Records to use ->
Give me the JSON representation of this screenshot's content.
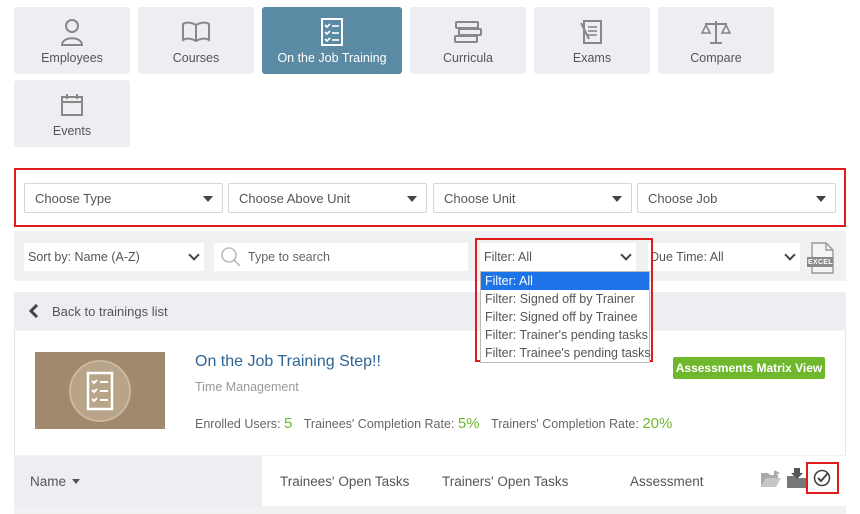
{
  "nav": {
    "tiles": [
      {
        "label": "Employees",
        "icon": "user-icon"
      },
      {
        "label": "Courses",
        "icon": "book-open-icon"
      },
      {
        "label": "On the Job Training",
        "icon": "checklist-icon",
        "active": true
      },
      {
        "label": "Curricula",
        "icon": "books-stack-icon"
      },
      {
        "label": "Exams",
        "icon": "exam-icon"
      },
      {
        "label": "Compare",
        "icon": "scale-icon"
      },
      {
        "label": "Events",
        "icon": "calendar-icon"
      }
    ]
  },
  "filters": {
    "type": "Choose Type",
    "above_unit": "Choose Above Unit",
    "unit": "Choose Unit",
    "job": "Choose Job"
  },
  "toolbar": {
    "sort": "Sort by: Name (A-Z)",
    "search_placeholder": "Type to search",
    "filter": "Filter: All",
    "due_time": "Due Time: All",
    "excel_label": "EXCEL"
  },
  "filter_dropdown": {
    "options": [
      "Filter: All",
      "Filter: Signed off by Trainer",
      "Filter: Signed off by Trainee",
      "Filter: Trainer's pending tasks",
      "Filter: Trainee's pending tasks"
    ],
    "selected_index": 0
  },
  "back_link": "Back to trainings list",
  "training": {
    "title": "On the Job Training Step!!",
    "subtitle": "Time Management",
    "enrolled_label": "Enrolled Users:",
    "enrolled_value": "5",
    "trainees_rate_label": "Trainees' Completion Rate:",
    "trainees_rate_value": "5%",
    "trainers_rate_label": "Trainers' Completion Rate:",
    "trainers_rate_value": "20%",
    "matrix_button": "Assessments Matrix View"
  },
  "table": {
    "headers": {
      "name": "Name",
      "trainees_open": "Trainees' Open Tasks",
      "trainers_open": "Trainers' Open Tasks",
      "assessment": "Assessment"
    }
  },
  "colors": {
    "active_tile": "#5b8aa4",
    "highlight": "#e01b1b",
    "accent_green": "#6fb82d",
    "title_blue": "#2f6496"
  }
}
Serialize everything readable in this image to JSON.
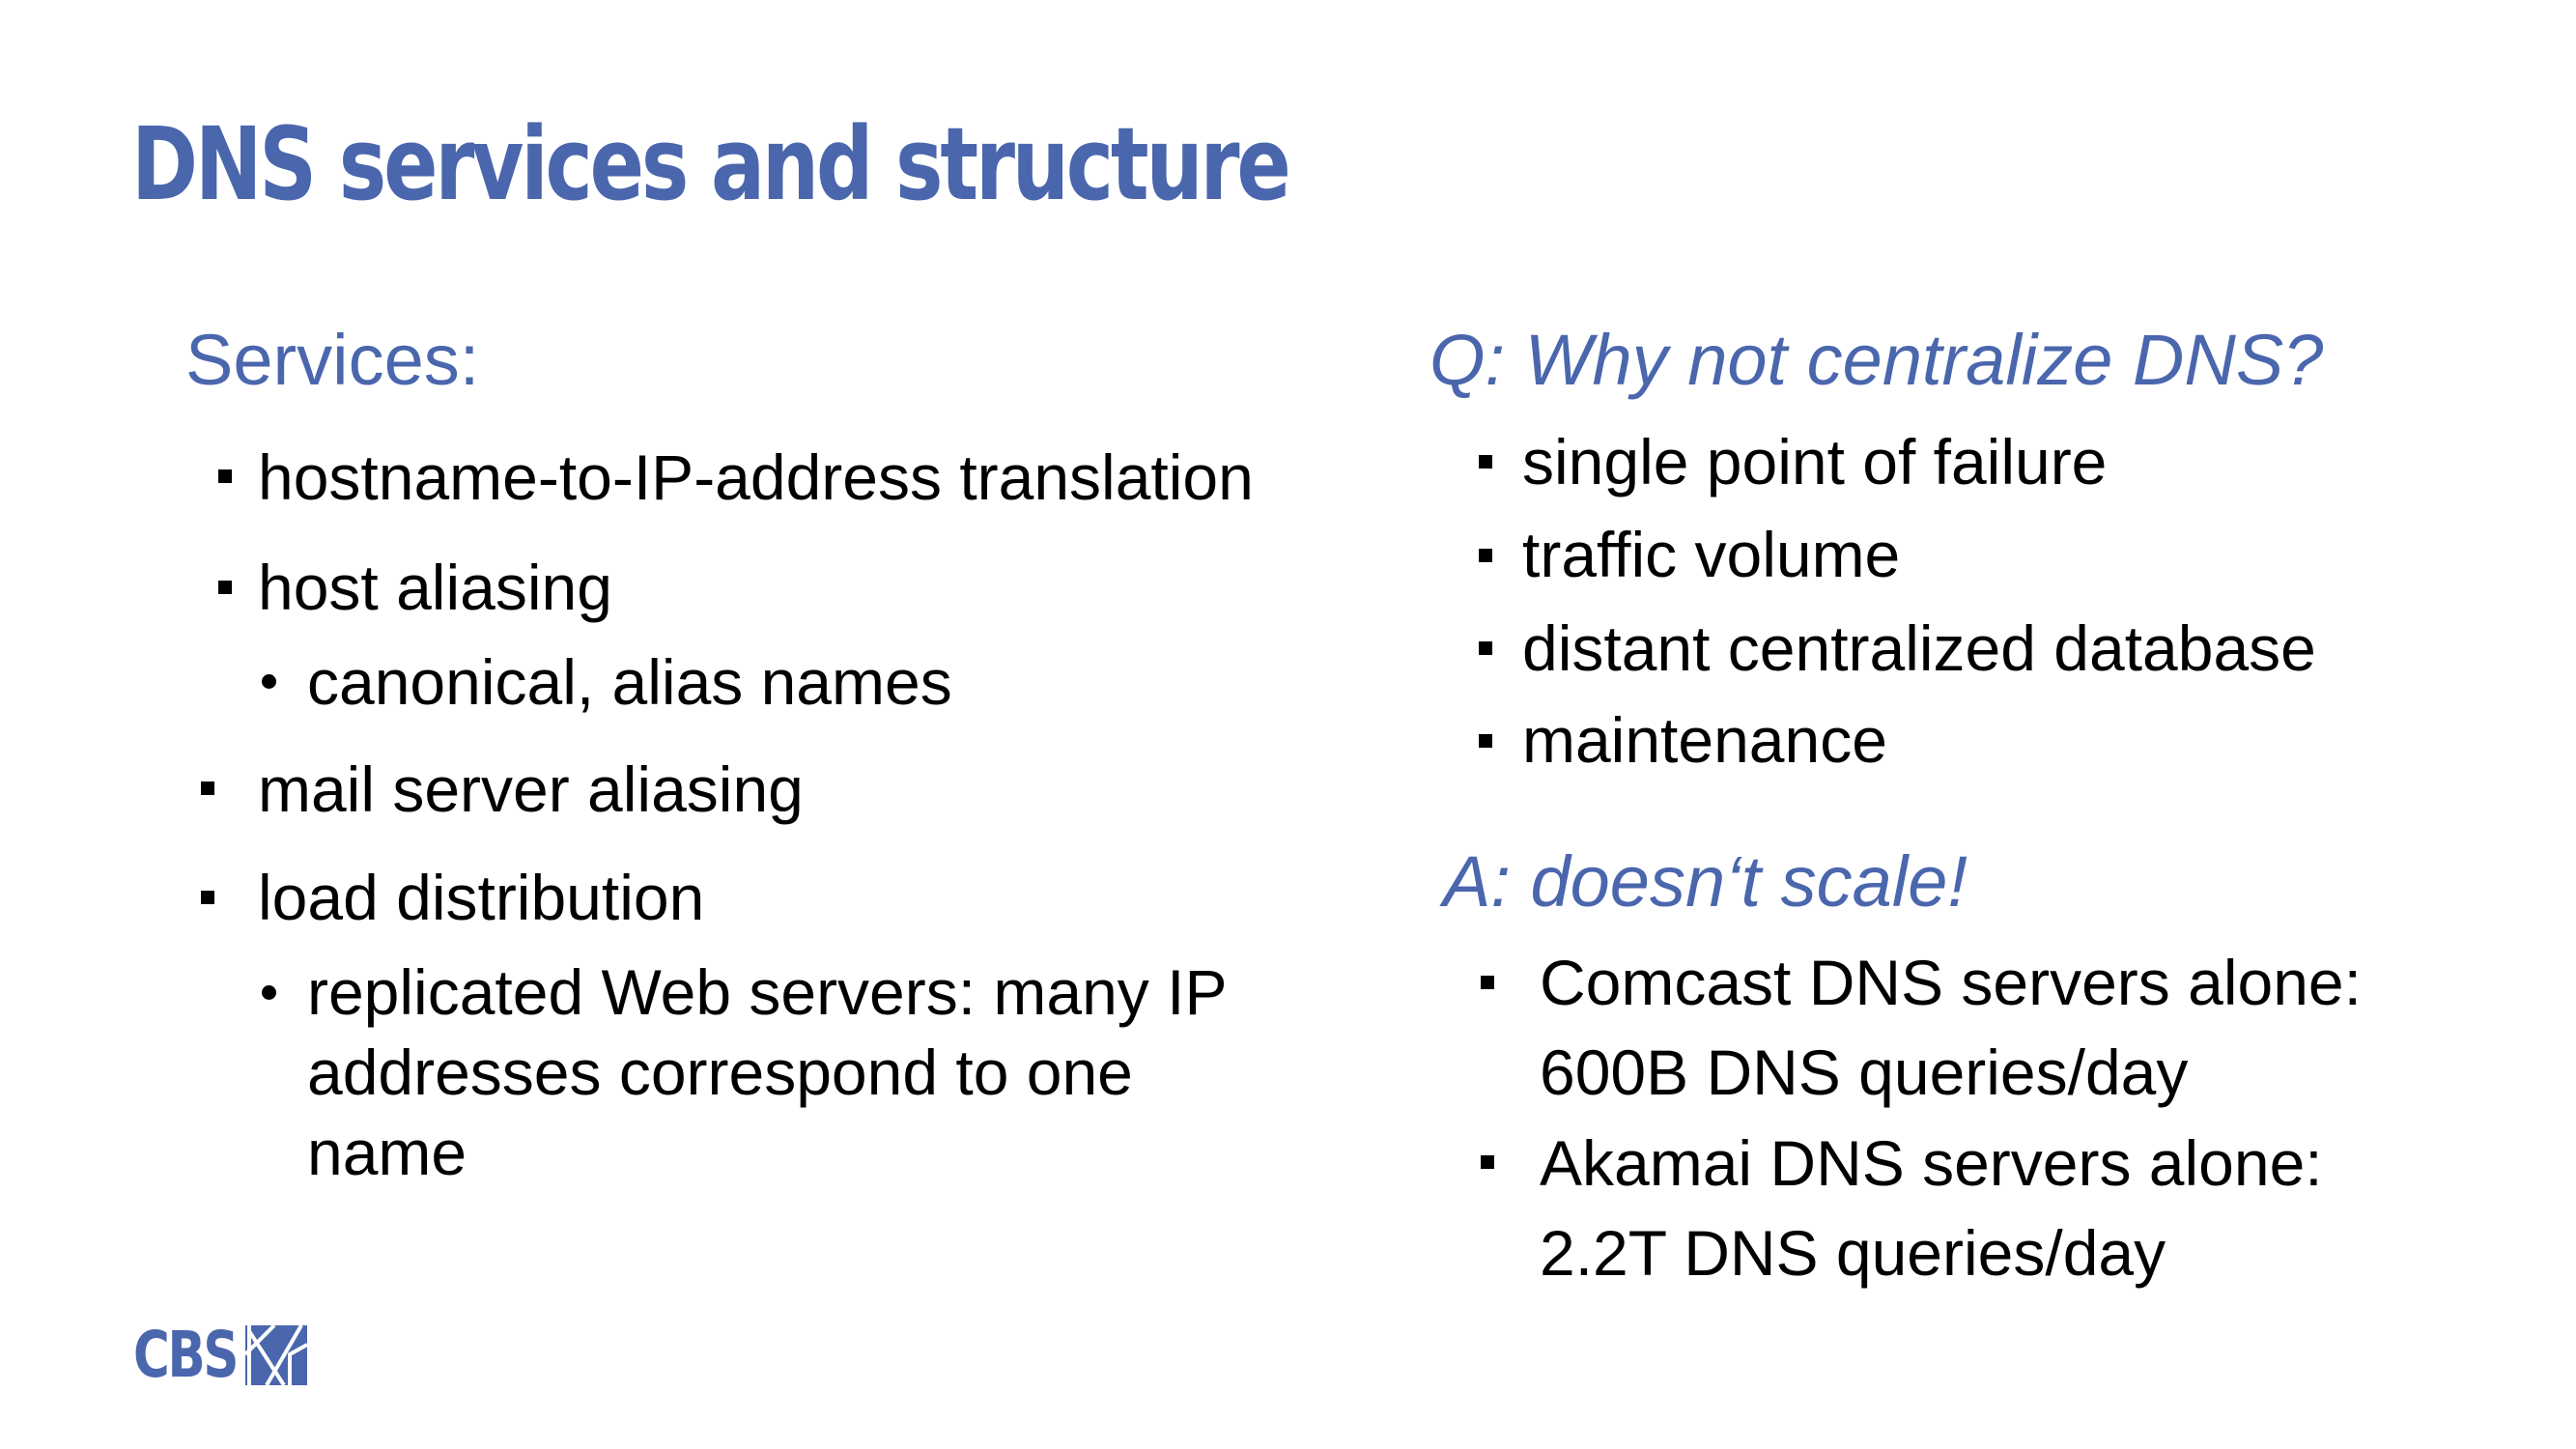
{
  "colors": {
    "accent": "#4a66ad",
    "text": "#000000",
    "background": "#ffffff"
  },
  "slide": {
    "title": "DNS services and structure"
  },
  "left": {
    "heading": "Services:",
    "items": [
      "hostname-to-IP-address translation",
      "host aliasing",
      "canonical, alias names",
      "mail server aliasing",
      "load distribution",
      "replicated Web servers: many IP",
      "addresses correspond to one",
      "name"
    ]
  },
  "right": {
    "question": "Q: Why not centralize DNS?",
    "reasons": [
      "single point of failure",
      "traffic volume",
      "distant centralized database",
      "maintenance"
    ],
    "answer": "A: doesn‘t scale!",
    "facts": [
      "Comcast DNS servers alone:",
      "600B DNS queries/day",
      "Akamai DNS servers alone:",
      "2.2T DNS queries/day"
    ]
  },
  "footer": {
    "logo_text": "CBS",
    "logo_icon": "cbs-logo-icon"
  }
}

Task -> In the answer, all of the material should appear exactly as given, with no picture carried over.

Answer to this exercise ->
Give me the JSON representation of this screenshot's content.
{
  "nav": {
    "tiles": [
      {
        "label": "Employees",
        "icon": "user-icon"
      },
      {
        "label": "Courses",
        "icon": "book-open-icon"
      },
      {
        "label": "On the Job Training",
        "icon": "checklist-icon",
        "active": true
      },
      {
        "label": "Curricula",
        "icon": "books-stack-icon"
      },
      {
        "label": "Exams",
        "icon": "exam-icon"
      },
      {
        "label": "Compare",
        "icon": "scale-icon"
      },
      {
        "label": "Events",
        "icon": "calendar-icon"
      }
    ]
  },
  "filters": {
    "type": "Choose Type",
    "above_unit": "Choose Above Unit",
    "unit": "Choose Unit",
    "job": "Choose Job"
  },
  "toolbar": {
    "sort": "Sort by: Name (A-Z)",
    "search_placeholder": "Type to search",
    "filter": "Filter: All",
    "due_time": "Due Time: All",
    "excel_label": "EXCEL"
  },
  "filter_dropdown": {
    "options": [
      "Filter: All",
      "Filter: Signed off by Trainer",
      "Filter: Signed off by Trainee",
      "Filter: Trainer's pending tasks",
      "Filter: Trainee's pending tasks"
    ],
    "selected_index": 0
  },
  "back_link": "Back to trainings list",
  "training": {
    "title": "On the Job Training Step!!",
    "subtitle": "Time Management",
    "enrolled_label": "Enrolled Users:",
    "enrolled_value": "5",
    "trainees_rate_label": "Trainees' Completion Rate:",
    "trainees_rate_value": "5%",
    "trainers_rate_label": "Trainers' Completion Rate:",
    "trainers_rate_value": "20%",
    "matrix_button": "Assessments Matrix View"
  },
  "table": {
    "headers": {
      "name": "Name",
      "trainees_open": "Trainees' Open Tasks",
      "trainers_open": "Trainers' Open Tasks",
      "assessment": "Assessment"
    }
  },
  "colors": {
    "active_tile": "#5b8aa4",
    "highlight": "#e01b1b",
    "accent_green": "#6fb82d",
    "title_blue": "#2f6496"
  }
}
Serialize everything readable in this image to JSON.
{
  "colors": {
    "accent": "#4a66ad",
    "text": "#000000",
    "background": "#ffffff"
  },
  "slide": {
    "title": "DNS services and structure"
  },
  "left": {
    "heading": "Services:",
    "items": [
      "hostname-to-IP-address translation",
      "host aliasing",
      "canonical, alias names",
      "mail server aliasing",
      "load distribution",
      "replicated Web servers: many IP",
      "addresses correspond to one",
      "name"
    ]
  },
  "right": {
    "question": "Q: Why not centralize DNS?",
    "reasons": [
      "single point of failure",
      "traffic volume",
      "distant centralized database",
      "maintenance"
    ],
    "answer": "A: doesn‘t scale!",
    "facts": [
      "Comcast DNS servers alone:",
      "600B DNS queries/day",
      "Akamai DNS servers alone:",
      "2.2T DNS queries/day"
    ]
  },
  "footer": {
    "logo_text": "CBS",
    "logo_icon": "cbs-logo-icon"
  }
}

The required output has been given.